Rome: Pompeii’s museum has been given a new lease of life after a long history of “ups and downs,” announced the director of the archaeological park, Massimo Osanna.
Known as the Antiquarium, the museum narrates the history of Pompeii through exquisite finds unearthed at the ancient Roman city which was buried in volcanic ash after the eruption of Vesuvius in 79 AD.
Inaugurated in about 1873, the museum was damaged in 1943 by bombing during world war two, leading to “the destruction of an entire room and the loss of hundreds of artefacts,” said Osanna.
The Antiquarium reopened in 1948, however the massive Irpinia earthquake in 1980 led to its closure for 36 years, only opening again for temporary exhibitions in 2016.
The reopening of the museum on a permanent basis – hailed by Osanna as a “sign of great hope during a very difficult moment” – follows lengthy closures at the archaeological site over the last year due to the covid-19 crisis.
Treasures on display at the Antiquarium include fragments of frescoed walls, sculptures, silver spoons, furnishings, amulets and items from everyday life before the city was destroyed.
The museum also has a room dedicated to the eruption of Vesuvius, containing casts of Pompeii residents and their animals – unearthed in excavations at the Villa of Civita Giuliana – who perished as they tried to flee the ancient city.
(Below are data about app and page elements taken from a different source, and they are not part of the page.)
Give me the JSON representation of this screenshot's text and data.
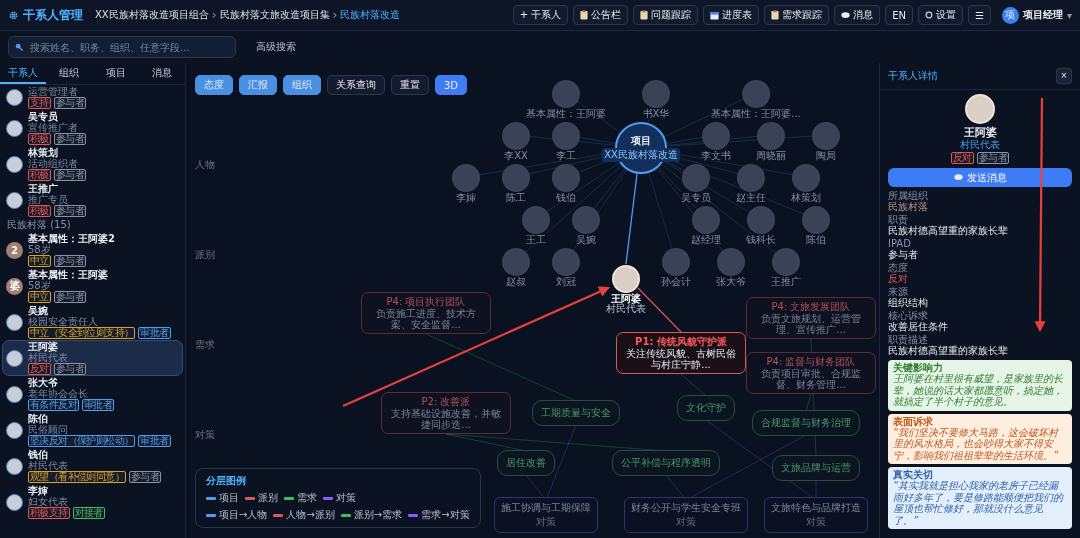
{
  "app": {
    "title": "干系人管理"
  },
  "breadcrumb": [
    {
      "label": "XX民族村落改造项目组合",
      "selected": false
    },
    {
      "label": "民族村落文旅改造项目集",
      "selected": false
    },
    {
      "label": "民族村落改造",
      "selected": true
    }
  ],
  "breadcrumb_separator": "›",
  "toolbar": [
    {
      "label": "+ 干系人"
    },
    {
      "label": "公告栏"
    },
    {
      "label": "问题跟踪"
    },
    {
      "label": "进度表"
    },
    {
      "label": "需求跟踪"
    },
    {
      "label": "消息"
    },
    {
      "label": "EN"
    },
    {
      "label": "设置"
    },
    {
      "label": "☰"
    }
  ],
  "user": {
    "avatar": "项",
    "name": "项目经理",
    "caret": "▾"
  },
  "search": {
    "placeholder": "搜索姓名、职务、组织、任意字段...",
    "advanced": "高级搜索"
  },
  "sidebar": {
    "tabs": [
      {
        "label": "干系人",
        "selected": true
      },
      {
        "label": "组织",
        "selected": false
      },
      {
        "label": "项目",
        "selected": false
      },
      {
        "label": "消息",
        "selected": false
      }
    ],
    "items": [
      {
        "kind": "person",
        "role": "运营管理者",
        "tags": [
          {
            "label": "支持",
            "color": "#e05555"
          },
          {
            "label": "参与者",
            "color": "#8a93a6"
          }
        ],
        "selected": false
      },
      {
        "kind": "person",
        "name": "吴专员",
        "role": "宣传推广者",
        "tags": [
          {
            "label": "积极",
            "color": "#e05555"
          },
          {
            "label": "参与者",
            "color": "#8a93a6"
          }
        ],
        "selected": false
      },
      {
        "kind": "person",
        "name": "林策划",
        "role": "活动组织者",
        "tags": [
          {
            "label": "积极",
            "color": "#e05555"
          },
          {
            "label": "参与者",
            "color": "#8a93a6"
          }
        ],
        "selected": false
      },
      {
        "kind": "person",
        "name": "王推广",
        "role": "推广专员",
        "tags": [
          {
            "label": "积极",
            "color": "#e05555"
          },
          {
            "label": "参与者",
            "color": "#8a93a6"
          }
        ],
        "selected": false
      },
      {
        "kind": "header",
        "label": "民族村落 (15)"
      },
      {
        "kind": "person",
        "name": "基本属性：王阿婆2",
        "avatar": "2",
        "role": "58岁",
        "tags": [
          {
            "label": "中立",
            "color": "#d9a326"
          },
          {
            "label": "参与者",
            "color": "#8a93a6"
          }
        ],
        "selected": false
      },
      {
        "kind": "person",
        "name": "基本属性：王阿婆",
        "avatar": "婆",
        "role": "58岁",
        "tags": [
          {
            "label": "中立",
            "color": "#d9a326"
          },
          {
            "label": "参与者",
            "color": "#8a93a6"
          }
        ],
        "selected": false
      },
      {
        "kind": "person",
        "name": "吴婉",
        "role": "校园安全责任人",
        "tags": [
          {
            "label": "中立（安全到位则支持）",
            "color": "#d9a326"
          },
          {
            "label": "审批者",
            "color": "#4f9cf0"
          }
        ],
        "selected": false
      },
      {
        "kind": "person",
        "name": "王阿婆",
        "role": "村民代表",
        "tags": [
          {
            "label": "反对",
            "color": "#e05555"
          },
          {
            "label": "参与者",
            "color": "#8a93a6"
          }
        ],
        "selected": true
      },
      {
        "kind": "person",
        "name": "张大爷",
        "role": "老年协会会长",
        "tags": [
          {
            "label": "有条件反对",
            "color": "#4f9cf0"
          },
          {
            "label": "审批者",
            "color": "#4f9cf0"
          }
        ],
        "selected": false
      },
      {
        "kind": "person",
        "name": "陈伯",
        "role": "民俗顾问",
        "tags": [
          {
            "label": "坚决反对（保护则松动）",
            "color": "#4f9cf0"
          },
          {
            "label": "审批者",
            "color": "#4f9cf0"
          }
        ],
        "selected": false
      },
      {
        "kind": "person",
        "name": "钱伯",
        "role": "村民代表",
        "tags": [
          {
            "label": "观望（看补偿则同意）",
            "color": "#d9a326"
          },
          {
            "label": "参与者",
            "color": "#8a93a6"
          }
        ],
        "selected": false
      },
      {
        "kind": "person",
        "name": "李婶",
        "role": "妇女代表",
        "tags": [
          {
            "label": "积极支持",
            "color": "#e05555"
          },
          {
            "label": "对接者",
            "color": "#3fbf5a"
          }
        ],
        "selected": false
      }
    ]
  },
  "canvas": {
    "modes": [
      {
        "label": "态度",
        "selected": true,
        "kind": "filter"
      },
      {
        "label": "汇报",
        "selected": true,
        "kind": "filter"
      },
      {
        "label": "组织",
        "selected": true,
        "kind": "filter"
      },
      {
        "label": "关系查询",
        "selected": false,
        "kind": "filter"
      },
      {
        "label": "重置",
        "selected": false,
        "kind": "filter"
      },
      {
        "label": "3D",
        "selected": true,
        "kind": "view"
      }
    ],
    "axis": [
      "人物",
      "派别",
      "需求",
      "对策"
    ],
    "project": {
      "title": "项目",
      "subtitle": "XX民族村落改造"
    },
    "people": [
      {
        "name": "基本属性：王阿婆"
      },
      {
        "name": "书X华"
      },
      {
        "name": "基本属性：王阿婆..."
      },
      {
        "name": "李XX"
      },
      {
        "name": "李工"
      },
      {
        "name": "李文书"
      },
      {
        "name": "周晓丽"
      },
      {
        "name": "陶局"
      },
      {
        "name": "李婶"
      },
      {
        "name": "陈工"
      },
      {
        "name": "钱伯"
      },
      {
        "name": "吴专员"
      },
      {
        "name": "赵主任"
      },
      {
        "name": "林策划"
      },
      {
        "name": "王工"
      },
      {
        "name": "吴婉"
      },
      {
        "name": "赵经理"
      },
      {
        "name": "钱科长"
      },
      {
        "name": "陈伯"
      },
      {
        "name": "赵叔"
      },
      {
        "name": "刘冠"
      },
      {
        "name": "孙会计"
      },
      {
        "name": "张大爷"
      },
      {
        "name": "王推广"
      }
    ],
    "focus": {
      "name": "王阿婆",
      "role": "村民代表"
    },
    "factions": [
      {
        "title": "P4: 项目执行团队",
        "desc": "负责施工进度、技术方案、安全监督...",
        "selected": false
      },
      {
        "title": "P4: 文旅发展团队",
        "desc": "负责文旅规划、运营管理、宣传推广...",
        "selected": false
      },
      {
        "title": "P2: 改善派",
        "desc": "支持基础设施改善，并敏捷同步迭...",
        "selected": false
      },
      {
        "title": "P4: 监督与财务团队",
        "desc": "负责项目审批、合规监督、财务管理...",
        "selected": false
      },
      {
        "title": "P1: 传统风貌守护派",
        "desc": "关注传统风貌、古树民俗与村庄宁静...",
        "selected": true
      }
    ],
    "needs": [
      "工期质量与安全",
      "居住改善",
      "公平补偿与程序透明",
      "合规监督与财务治理",
      "文化守护",
      "文旅品牌与运营"
    ],
    "strategies": [
      {
        "title": "施工协调与工期保障",
        "sub": "对策"
      },
      {
        "title": "财务公开与学生安全专班",
        "sub": "对策"
      },
      {
        "title": "文旅特色与品牌打造",
        "sub": "对策"
      }
    ],
    "legend": {
      "title": "分层图例",
      "layers": [
        {
          "label": "项目",
          "color": "#4f9cf0"
        },
        {
          "label": "派别",
          "color": "#e05555"
        },
        {
          "label": "需求",
          "color": "#3fbf5a"
        },
        {
          "label": "对策",
          "color": "#8b5cf6"
        }
      ],
      "links": [
        {
          "label": "项目→人物",
          "color": "#4f9cf0"
        },
        {
          "label": "人物→派别",
          "color": "#e05555"
        },
        {
          "label": "派别→需求",
          "color": "#3fbf5a"
        },
        {
          "label": "需求→对策",
          "color": "#8b5cf6"
        }
      ]
    }
  },
  "detail": {
    "title": "干系人详情",
    "close": "×",
    "name": "王阿婆",
    "role": "村民代表",
    "tags": [
      {
        "label": "反对",
        "color": "#e05555"
      },
      {
        "label": "参与者",
        "color": "#8a93a6"
      }
    ],
    "send": "发送消息",
    "fields": [
      {
        "label": "所属组织",
        "value": "民族村落",
        "kind": "organization"
      },
      {
        "label": "职责",
        "value": "民族村德高望重的家族长辈",
        "kind": "text"
      },
      {
        "label": "IPAD",
        "value": "参与者",
        "kind": "text"
      },
      {
        "label": "态度",
        "value": "反对",
        "kind": "attitude"
      },
      {
        "label": "来源",
        "value": "组织结构",
        "kind": "text"
      },
      {
        "label": "核心诉求",
        "value": "改善居住条件",
        "kind": "text"
      },
      {
        "label": "职责描述",
        "value": "民族村德高望重的家族长辈",
        "kind": "text"
      }
    ],
    "cards": [
      {
        "kind": "influence",
        "title": "关键影响力",
        "text": "王阿婆在村里很有威望，是家族里的长辈，她说的话大家都愿意听，搞定她，就搞定了半个村子的意见。"
      },
      {
        "kind": "surface",
        "title": "表面诉求",
        "text": "“我们坚决不要修大马路，这会破坏村里的风水格局，也会吵得大家不得安宁，影响我们祖祖辈辈的生活环境。”"
      },
      {
        "kind": "real",
        "title": "真实关切",
        "text": "“其实我就是担心我家的老房子已经漏雨好多年了，要是修路能顺便把我们的屋顶也帮忙修好，那就没什么意见了。”"
      }
    ]
  }
}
Access to the Antiquarium will be included in the entrance ticket to the vast archaeological site which, due to Italy’s coronavirus travel restrictions, is currently only open to visitors from the Campania region which includes Pompeii and Naples.